Another library staff tip for assemblies – When the assembly has finished and they are filing out, don’t busy yourself too much packing up. Look at the children. Make eye contact with at least some of them. Smile. It really does make a difference. If nothing else it makes them feel seen, feel special (and surely that’s worth it in itself). It also makes them feel more connected to what you’ve just been talking about. If they weren’t sure about taking part before, that may have just tipped the scales.
Once the challenge has started, our library likes to run a variety of activities throughout the school holidays to keep the children wanting to come back once the initial excitement of signing up has waned. This year the Reading Agency who run the Summer Reading Challenge have created a wonderful theme which the children seem to be really enjoying.
Space Chase is the theme for the 20th Summer Reading Challenge which links in with the 50th anniversary of the moon landing. Naughty aliens have stolen books from the moon library and the Rocket family are on the case to save the books and introduce the wonders of the library to the aliens. It’s a great theme to play with. We create a variety of craft activities that run weekly with the Space Chase theme. We also have endless amounts of colouring in, a treasure hunt around the library, and for the older children activities like our Creative Writing Club. Libraries are fun places.
Reading for pleasure is so important for children and we’re proud to be a small part of it. The library I work in is only reasonably small but we’ve already signed up over 500 children to take part this year and we hope to see many more before the end of the holidays.
If you know of a child between 4-11 then do encourage them to take part in the challenge. There aren’t many things in this world which are free and bring this much joy.
Visit your local library and let the Space Chase begin!
Jane Groves works at Totton Library in Hampshire.
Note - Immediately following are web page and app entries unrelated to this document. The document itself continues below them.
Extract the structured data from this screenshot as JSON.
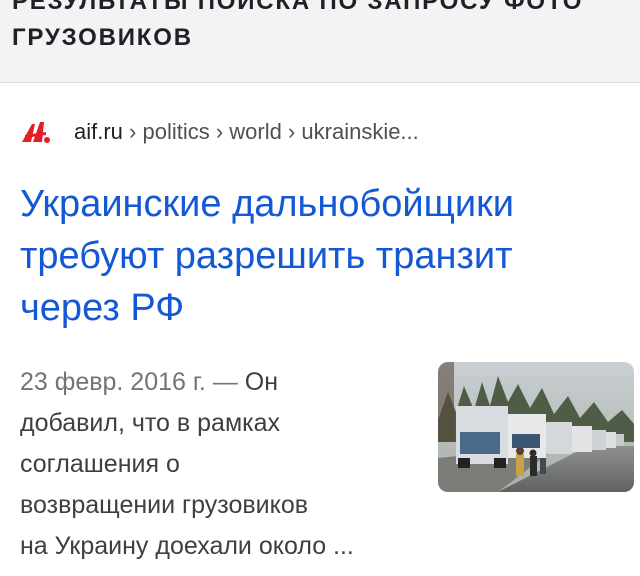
{
  "header": {
    "line1": "РЕЗУЛЬТАТЫ ПОИСКА ПО ЗАПРОСУ ФОТО",
    "line2": "ГРУЗОВИКОВ"
  },
  "result": {
    "favicon": "aif-logo-icon",
    "domain": "aif.ru",
    "breadcrumb": " › politics › world › ukrainskie...",
    "title_lines": [
      "Украинские дальнобойщики",
      "требуют разрешить транзит",
      "через РФ"
    ],
    "date": "23 февр. 2016 г. — ",
    "snippet_lines": [
      "Он",
      "добавил, что в рамках",
      "соглашения о",
      "возвращении грузовиков",
      "на Украину доехали около ..."
    ],
    "thumbnail": "truck-convoy-photo"
  },
  "colors": {
    "title": "#1558d6",
    "favicon": "#e41e26",
    "header_bg": "#f1f3f4"
  }
}
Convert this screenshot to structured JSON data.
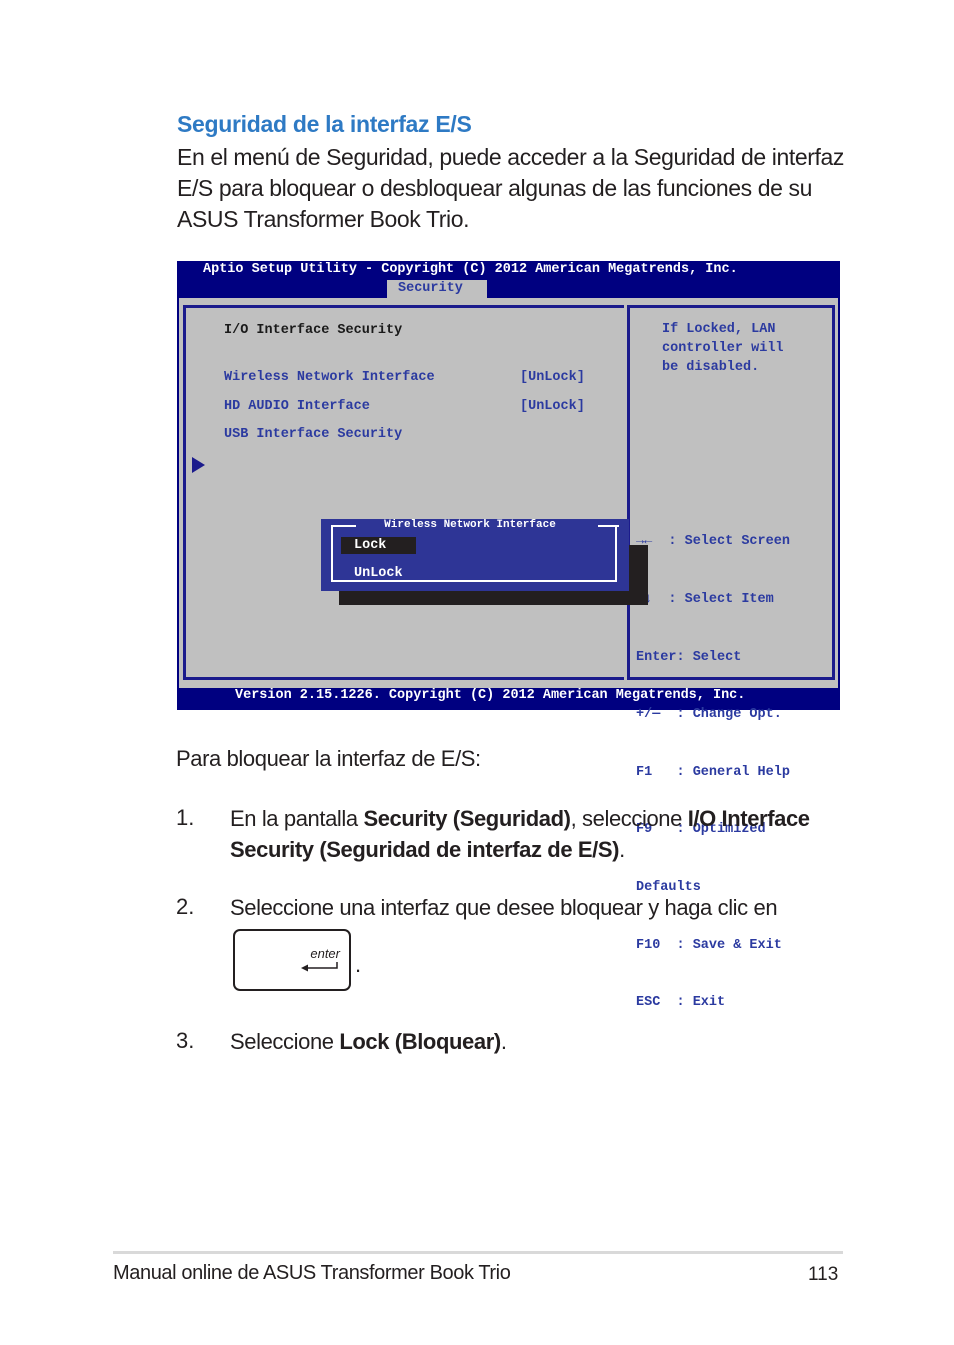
{
  "section_title": "Seguridad de la interfaz E/S",
  "intro": "En el menú de Seguridad, puede acceder a la Seguridad de interfaz E/S para bloquear o desbloquear algunas de las funciones de su ASUS Transformer Book Trio.",
  "bios": {
    "title": "Aptio Setup Utility - Copyright (C) 2012 American Megatrends, Inc.",
    "active_tab": "Security",
    "heading": "I/O Interface Security",
    "items": [
      {
        "label": "Wireless Network Interface",
        "value": "[UnLock]"
      },
      {
        "label": "HD AUDIO Interface",
        "value": "[UnLock]"
      },
      {
        "label": "USB Interface Security",
        "value": ""
      }
    ],
    "help": [
      "If Locked, LAN",
      "controller will",
      "be disabled."
    ],
    "keys": [
      "→←  : Select Screen",
      "↑↓  : Select Item",
      "Enter: Select",
      "+/—  : Change Opt.",
      "F1   : General Help",
      "F9   : Optimized",
      "Defaults",
      "F10  : Save & Exit",
      "ESC  : Exit"
    ],
    "popup": {
      "title": "Wireless Network Interface",
      "options": [
        "Lock",
        "UnLock"
      ],
      "selected": "Lock"
    },
    "footer": "Version 2.15.1226. Copyright (C) 2012 American Megatrends, Inc."
  },
  "instructions": {
    "lead": "Para bloquear la interfaz de E/S:",
    "steps": [
      {
        "num": "1.",
        "parts": [
          "En la pantalla ",
          "Security (Seguridad)",
          ", seleccione ",
          "I/O Interface Security (Seguridad de interfaz de E/S)",
          "."
        ]
      },
      {
        "num": "2.",
        "text": "Seleccione una interfaz que desee bloquear y haga clic en",
        "key_label": "enter",
        "after_key": "."
      },
      {
        "num": "3.",
        "parts": [
          "Seleccione ",
          "Lock (Bloquear)",
          "."
        ]
      }
    ]
  },
  "footer": {
    "text": "Manual online de ASUS Transformer Book Trio",
    "page": "113"
  }
}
When she’s not inflicting books and stickers on children, she can be found working as a Medical Engineer and writing novels for teenagers.
I got tagged today by a friend for a question about who is writing books for South Asians in the UK. And we all tagged people we knew and then I realised, it was good to create a list we can all share.
As the aunt of mixed-raced kids whose cultures are meshed in and we feed them quite a lot of both Indian and British stories, it’s important for our children to see stories that are about them too.
So I’ve started a list here. If you have more people to add to this, please first check if they’re part of South Asian heritage and if they are British either by residency or by nationality. If so, do message me on twitter at @csoundar and I’ll add them to this list.
Also I’ve indicated ages the authors have books in. If you’re one of the listed authors and you want to change it, do let me know. This is just an indication for parents and teachers/ librarians. Authors are always experimenting and writing new things.